A modern and very clean CSS box shadow generator. At last: cross-browser code for your shadowing needs.
adjust shadow parameters
css code snippet
-webkit-box-shadow:0px 10px 39px 10px rgba(33,33,33,0.22);
-moz-box-shadow: 0px 10px 39px 10px rgba(33,33,33,0.22);
box-shadow: 0px 10px 39px 10px rgba(33,33,33,0.22);
About CSS Box Shadows
Box shadows have a longstanding presence in digital aesthetics. Beginning with the gratuitous overuse in Internet 1.0, later with the representational metaphors of Apple’s skuemorphisms, and more recently the more abstract use in Google’s Material design — and beyond.

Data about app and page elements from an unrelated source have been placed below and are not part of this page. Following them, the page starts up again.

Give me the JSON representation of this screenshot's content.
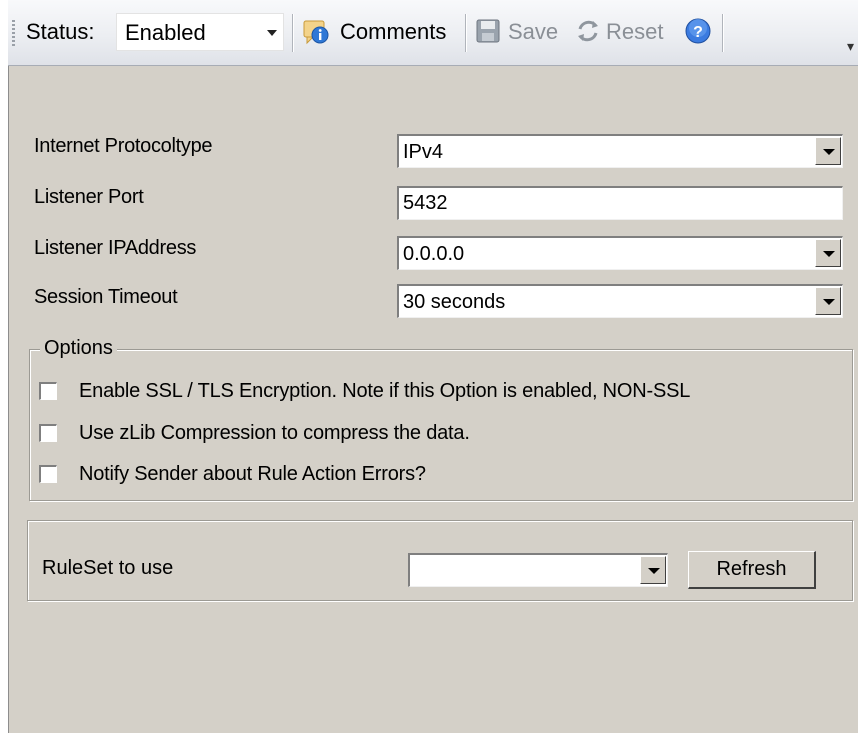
{
  "toolbar": {
    "status_label": "Status:",
    "status_value": "Enabled",
    "comments_label": "Comments",
    "save_label": "Save",
    "reset_label": "Reset",
    "icons": [
      "comments-icon",
      "save-icon",
      "reset-icon",
      "help-icon"
    ]
  },
  "form": {
    "fields": [
      {
        "label": "Internet Protocoltype",
        "value": "IPv4",
        "kind": "dropdown"
      },
      {
        "label": "Listener Port",
        "value": "5432",
        "kind": "text"
      },
      {
        "label": "Listener IPAddress",
        "value": "0.0.0.0",
        "kind": "dropdown"
      },
      {
        "label": "Session Timeout",
        "value": "30 seconds",
        "kind": "dropdown"
      }
    ]
  },
  "options": {
    "title": "Options",
    "items": [
      {
        "label": "Enable SSL / TLS Encryption. Note if this Option is enabled, NON-SSL",
        "checked": false
      },
      {
        "label": "Use zLib Compression to compress the data.",
        "checked": false
      },
      {
        "label": "Notify Sender about Rule Action Errors?",
        "checked": false
      }
    ]
  },
  "ruleset": {
    "label": "RuleSet to use",
    "value": "",
    "refresh_label": "Refresh"
  }
}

Above all, shadows are used for the indication of tactility in interaction design. However, shadowing still enjoys broad popularity across most of the Internet. In fact, the recent trends around expressivism encourage open, frequent shadowing and other visual flamboyances.
Therefor, please enjoy this CSS Box Shadow Generator!
Good uses for CSS Box Shadows
Out of all the visual ornamentation available, drop shadows help lend a sense of real physicality to UI elements. This illusion makes UI elements appear more (or less) touchable, which is useful in communicating interactivity.
We primarily rely on design layout and structure organize content. In addition, we sometimes use depth as a way to communicate visual hierarchy. Drop shadows can help clarify visual hierarchies and ordering by imparting a sense of depth to an image, scene or interface. Specifically, the use of “Z-Space,” as it is called, can bring important items to the foreground, and move less important items to the background.
Like any CSS property, box shadows can be animated. While the possibilities are endless, the transition of depth, in particular, can be useful within interaction design. For example, think of Apple’s menus moving items to the foreground and background as the user swipes through a list. Think of the subtle changes to shadows that occur. There are many possibilities.